Some aromatherapy does really work to help fight anxiety and depression, which can in turn help your body to fight diseases like cancer. The scent of peppermint oil can even help an upset stomach! You can give aromatherapy a try by buying a few popular essential oils. See for yourself what works for you!
While some illnesses require medical intervention, others can be safely treated at home with quick home remedies that have been around for years. Our grandparents and great-grandparents used these home remedies and have passed their wisdom on to us. However, there are many who are unaware of the number of effective, quick home remedies that provide instant relief for common problems.
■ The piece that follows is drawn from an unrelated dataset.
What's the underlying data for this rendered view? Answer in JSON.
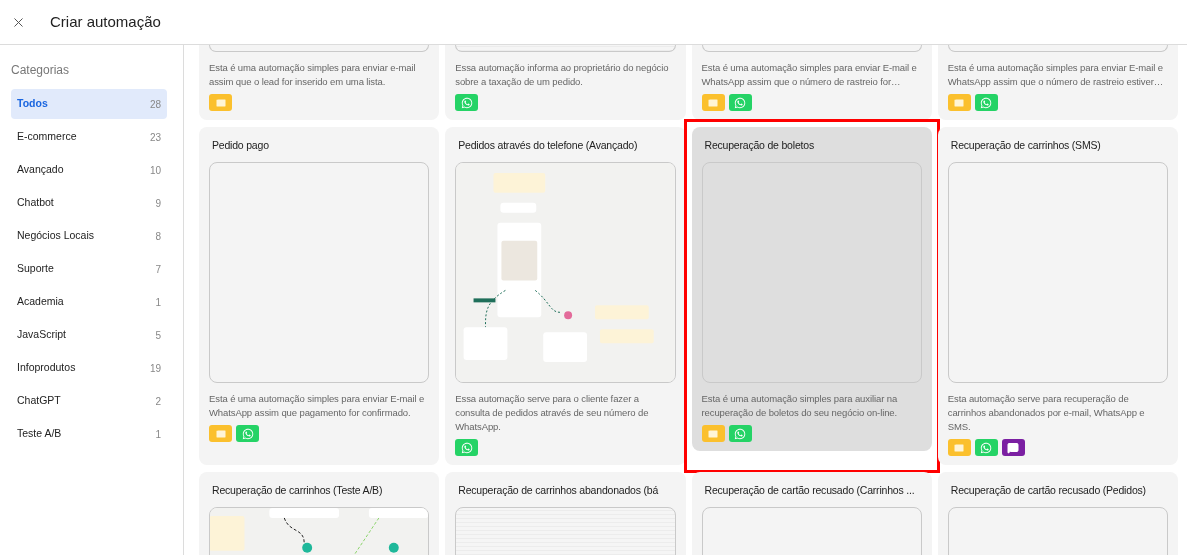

Here are 4 different quick home remedies to consider next time you find yourself reaching for a box of pills.
1. Suffering from a cold? Maybe allergies clogging up your airways? You may find yourself becoming more congested during the night. A (mostly) free and quick remedy for congestion in the nose and lungs is breathing in steam from hot water. This opens up your airways, allowing you the breathe easier. A hot shower is one way to allow steam to ease congestion; another method is to boil a pot of water, turn off the burner, and hold your face over the steam rising from the pot. CAREFUL! Don’t burn yourself. Looking for a way to kick your home remedy for common cold into high gear? Add some aromatherapy to the mix! Peppermint oil, menthol, lemon, and eucalyptus scents added to steam will help open your airways. Try tying a eucalyptus branch under your shower head and then have a hot shower, or have a cup of hot peppermint tea.
2. Zzzzzz… Snoring is something that will mostly effect your loved ones, so it’s even more important to treat it. While there is a number of anti-snoring devices on the market, as well as expensive surgeries and medications, it may be best to try to cure your snoring at home first. One effective method is sleeping on your side instead of your back, which alleviates some of the pressure on your airways that causes snoring. If sleeping on your side is uncomfortable, you can try elevating your head by adding an extra pillow or two. This also helps to keep the pressure from restricting your airways. If nothing seems to work, it’s important to seek professional medical advice. Your doctor may diagnose you with sleep apnea, a series medical disorder that requires treatment.
3. Ouch! As Spring and Summer approach, bees will be more active, which means increased potential for bee stings. If you are unlucky enough to have been stung, you can quickly lessen the itching and pain by using a combination of cool water and baking soda. Mix equal parts baking soda and water to form a paste, then apply to the sting and let sit. This can work for just about any bug bite, such as ant bites, wasp stings, mosquito bites, and more. The baking soda will stop the itch and help treat the swelling and pain. It’s a safe and effective home remedy using common household ingredients.
4. Upset stomach? Try an after dinner mint! Peppermint is an excellent natural cure for a wide range of unpleasant stomach problems, including gas, bloating, stomach cramps, and nausea. Peppermint is a soothing, cooling herb that stops muscle spasms and settles your stomach. You can also use peppermint to prevent stomach discomfort before you eat. Try taking a peppermint oil capsule 30 minutes before your next meal. The compounds in peppermint oil contain antispasmodic properties which great reduce the spasms of the intestinal tract and color, as well as relax your stomach muscles, which can help prevent and relieve spastic colon, diarrhea, and nausea.